Do you ever think that fear and anxiety are wrong? After all, you keep reading “Do not be anxious.” That command, however, has much in common with Jesus’s words to a grieving mother: “Do not weep” (Luke 7:13 ESV). They are both words intended to comfort and assure the hearer that Jesus was going to do something.
The Bible makes it clear that we live in a world with endless threats. In this world, getting rid of all of your worries is not an option. Instead, the Lord counters your fear with comfort. So, as you grow, expect that your faith and your fear will be linked. When your fears appear, your faith is right there too. Psalm 56 is a helpful guide to this delicate process.
The psalmist puts fears into words, and then he immediately speaks of his confidence in God’s care and presence. We speak our fears and our trust at the same time. The extremes of lament meet spiritual confidence. The prayers go back and forth.
Fears are upon him. They are not the imaginations of some distant day. After his declaration of confidence in the Lord, he returns to his overwhelming circumstances.
With fear and faith as partners, the psalmist then refocuses his eyes on the deeper reality.
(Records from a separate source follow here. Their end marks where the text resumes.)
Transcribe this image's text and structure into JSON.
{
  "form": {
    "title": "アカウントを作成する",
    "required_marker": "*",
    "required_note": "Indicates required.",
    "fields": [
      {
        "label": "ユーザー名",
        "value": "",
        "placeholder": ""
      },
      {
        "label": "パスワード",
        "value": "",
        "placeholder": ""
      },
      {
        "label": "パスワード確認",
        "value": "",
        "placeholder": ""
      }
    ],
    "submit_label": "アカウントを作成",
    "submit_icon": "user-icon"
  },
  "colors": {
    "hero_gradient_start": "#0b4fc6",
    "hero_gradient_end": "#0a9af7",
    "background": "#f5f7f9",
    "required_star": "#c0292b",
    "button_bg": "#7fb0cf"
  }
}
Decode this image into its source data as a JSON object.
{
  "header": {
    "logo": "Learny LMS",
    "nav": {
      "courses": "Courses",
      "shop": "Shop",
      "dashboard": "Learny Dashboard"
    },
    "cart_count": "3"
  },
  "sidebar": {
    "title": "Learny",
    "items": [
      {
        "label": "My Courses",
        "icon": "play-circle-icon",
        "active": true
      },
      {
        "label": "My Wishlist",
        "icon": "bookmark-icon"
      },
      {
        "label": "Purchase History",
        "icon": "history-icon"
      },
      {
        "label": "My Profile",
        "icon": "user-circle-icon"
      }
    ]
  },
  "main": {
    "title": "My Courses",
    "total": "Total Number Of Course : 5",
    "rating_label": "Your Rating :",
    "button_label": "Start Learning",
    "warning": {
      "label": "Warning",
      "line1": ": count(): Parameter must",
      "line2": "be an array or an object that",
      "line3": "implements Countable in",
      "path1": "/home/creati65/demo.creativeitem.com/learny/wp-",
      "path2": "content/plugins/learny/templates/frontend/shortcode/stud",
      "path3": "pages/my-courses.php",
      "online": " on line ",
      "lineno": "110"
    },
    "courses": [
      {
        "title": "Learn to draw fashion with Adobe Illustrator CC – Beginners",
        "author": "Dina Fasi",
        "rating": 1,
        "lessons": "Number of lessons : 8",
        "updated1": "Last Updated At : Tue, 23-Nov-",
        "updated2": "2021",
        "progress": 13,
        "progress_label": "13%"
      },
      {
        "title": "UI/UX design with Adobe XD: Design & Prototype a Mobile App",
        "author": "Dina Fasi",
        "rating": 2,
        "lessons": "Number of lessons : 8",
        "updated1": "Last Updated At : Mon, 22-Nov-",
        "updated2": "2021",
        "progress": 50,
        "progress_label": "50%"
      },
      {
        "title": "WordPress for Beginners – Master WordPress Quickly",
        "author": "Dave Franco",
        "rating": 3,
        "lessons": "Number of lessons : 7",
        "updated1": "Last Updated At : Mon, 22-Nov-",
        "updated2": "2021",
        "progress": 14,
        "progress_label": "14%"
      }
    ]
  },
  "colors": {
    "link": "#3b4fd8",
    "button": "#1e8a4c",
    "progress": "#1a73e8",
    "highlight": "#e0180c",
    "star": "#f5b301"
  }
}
God remembers each tear and even the fitful sleep of his people. And he never merely remembers. When he remembers, he acts. He is pleased to
Then he repeats his earlier refrain.
What can an enemy do? Quite a bit. But no enemy can restrain God from remembering and acting on your behalf. No enemy will ultimately triumph. And even death itself will not keep you from God’s presence and mercy. So as we look for mini-deliverances in daily life and ultimate deliverance and justice coming soon, with Jesus, we give thanks.
The absence of all fear, meanwhile, awaits the age to come.
Excerpted from A Small Book for the Anxious Heart by Ed Welch. © 2019 by New Growth Press.